Your task -> Your answer must be every line of the data below that holds the string "icon", copied exactly.

Task data ->
────────────────
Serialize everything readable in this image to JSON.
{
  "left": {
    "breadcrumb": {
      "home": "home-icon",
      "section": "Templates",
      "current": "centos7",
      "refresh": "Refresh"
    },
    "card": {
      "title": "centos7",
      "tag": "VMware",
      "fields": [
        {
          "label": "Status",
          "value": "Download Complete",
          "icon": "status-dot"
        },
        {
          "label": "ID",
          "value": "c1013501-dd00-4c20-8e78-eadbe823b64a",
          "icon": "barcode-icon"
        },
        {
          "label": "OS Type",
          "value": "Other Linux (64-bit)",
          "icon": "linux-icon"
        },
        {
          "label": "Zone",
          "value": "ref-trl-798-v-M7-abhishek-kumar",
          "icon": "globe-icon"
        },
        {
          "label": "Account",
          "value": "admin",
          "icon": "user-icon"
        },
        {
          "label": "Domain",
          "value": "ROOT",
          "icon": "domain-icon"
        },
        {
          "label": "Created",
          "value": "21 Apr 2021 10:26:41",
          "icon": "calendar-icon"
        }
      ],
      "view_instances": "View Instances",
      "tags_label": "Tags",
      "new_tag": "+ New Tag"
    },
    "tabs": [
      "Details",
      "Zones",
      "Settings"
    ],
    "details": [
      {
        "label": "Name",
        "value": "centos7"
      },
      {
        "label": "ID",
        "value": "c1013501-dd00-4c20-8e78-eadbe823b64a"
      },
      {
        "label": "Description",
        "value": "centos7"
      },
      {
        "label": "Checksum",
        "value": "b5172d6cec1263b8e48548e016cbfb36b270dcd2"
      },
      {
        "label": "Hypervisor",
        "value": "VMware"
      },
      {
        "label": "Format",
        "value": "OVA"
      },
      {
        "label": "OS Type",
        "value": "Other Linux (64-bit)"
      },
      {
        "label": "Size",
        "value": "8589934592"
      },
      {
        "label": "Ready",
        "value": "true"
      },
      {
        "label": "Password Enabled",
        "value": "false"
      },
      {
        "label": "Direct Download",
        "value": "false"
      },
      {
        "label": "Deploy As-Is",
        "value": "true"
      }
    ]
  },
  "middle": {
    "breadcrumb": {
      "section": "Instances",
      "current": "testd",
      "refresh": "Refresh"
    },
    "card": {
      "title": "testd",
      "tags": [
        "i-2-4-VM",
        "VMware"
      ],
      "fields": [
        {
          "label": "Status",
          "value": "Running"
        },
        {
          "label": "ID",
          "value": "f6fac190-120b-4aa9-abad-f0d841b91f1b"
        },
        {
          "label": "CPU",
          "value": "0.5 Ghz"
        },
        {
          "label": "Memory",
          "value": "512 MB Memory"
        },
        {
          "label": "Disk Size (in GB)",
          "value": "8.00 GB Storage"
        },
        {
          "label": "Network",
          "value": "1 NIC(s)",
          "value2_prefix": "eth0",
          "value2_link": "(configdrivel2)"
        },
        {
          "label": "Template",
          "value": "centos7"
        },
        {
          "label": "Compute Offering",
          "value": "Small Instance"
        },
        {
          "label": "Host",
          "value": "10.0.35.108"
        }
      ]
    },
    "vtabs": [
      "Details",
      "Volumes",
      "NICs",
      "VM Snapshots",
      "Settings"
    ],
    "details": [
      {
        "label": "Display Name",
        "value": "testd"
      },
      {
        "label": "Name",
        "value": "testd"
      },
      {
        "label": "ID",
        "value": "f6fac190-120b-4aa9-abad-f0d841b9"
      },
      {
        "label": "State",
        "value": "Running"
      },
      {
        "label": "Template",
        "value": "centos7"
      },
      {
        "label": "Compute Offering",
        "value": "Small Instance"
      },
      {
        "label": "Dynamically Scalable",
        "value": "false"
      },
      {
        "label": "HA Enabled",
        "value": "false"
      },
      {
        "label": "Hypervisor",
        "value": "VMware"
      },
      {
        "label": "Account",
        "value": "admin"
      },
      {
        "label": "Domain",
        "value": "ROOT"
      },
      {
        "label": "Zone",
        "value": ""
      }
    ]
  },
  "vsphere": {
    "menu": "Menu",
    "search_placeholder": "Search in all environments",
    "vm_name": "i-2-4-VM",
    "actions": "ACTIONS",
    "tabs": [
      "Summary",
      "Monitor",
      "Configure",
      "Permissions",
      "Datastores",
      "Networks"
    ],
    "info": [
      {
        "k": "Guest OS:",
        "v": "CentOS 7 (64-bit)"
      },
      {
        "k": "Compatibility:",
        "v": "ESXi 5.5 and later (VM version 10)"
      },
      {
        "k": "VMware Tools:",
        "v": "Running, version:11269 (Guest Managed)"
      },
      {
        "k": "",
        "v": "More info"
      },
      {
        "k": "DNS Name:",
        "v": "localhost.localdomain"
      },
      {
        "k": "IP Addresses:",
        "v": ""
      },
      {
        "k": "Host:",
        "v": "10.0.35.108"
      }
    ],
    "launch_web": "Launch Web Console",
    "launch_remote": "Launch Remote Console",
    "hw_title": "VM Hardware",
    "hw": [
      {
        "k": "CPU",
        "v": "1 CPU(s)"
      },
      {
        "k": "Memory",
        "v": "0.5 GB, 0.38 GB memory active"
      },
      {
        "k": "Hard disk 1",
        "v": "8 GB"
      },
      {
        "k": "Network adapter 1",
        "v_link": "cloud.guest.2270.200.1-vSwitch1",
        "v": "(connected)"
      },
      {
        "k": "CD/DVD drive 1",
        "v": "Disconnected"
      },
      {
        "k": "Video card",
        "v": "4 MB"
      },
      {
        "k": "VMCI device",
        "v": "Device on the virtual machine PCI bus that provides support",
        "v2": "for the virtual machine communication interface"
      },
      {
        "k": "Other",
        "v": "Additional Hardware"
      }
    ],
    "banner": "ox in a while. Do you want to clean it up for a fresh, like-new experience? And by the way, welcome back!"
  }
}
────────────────
Reply ->
      "home": "home-icon",
          "icon": "status-dot"
          "icon": "barcode-icon"
          "icon": "linux-icon"
          "icon": "globe-icon"
          "icon": "user-icon"
          "icon": "domain-icon"
          "icon": "calendar-icon"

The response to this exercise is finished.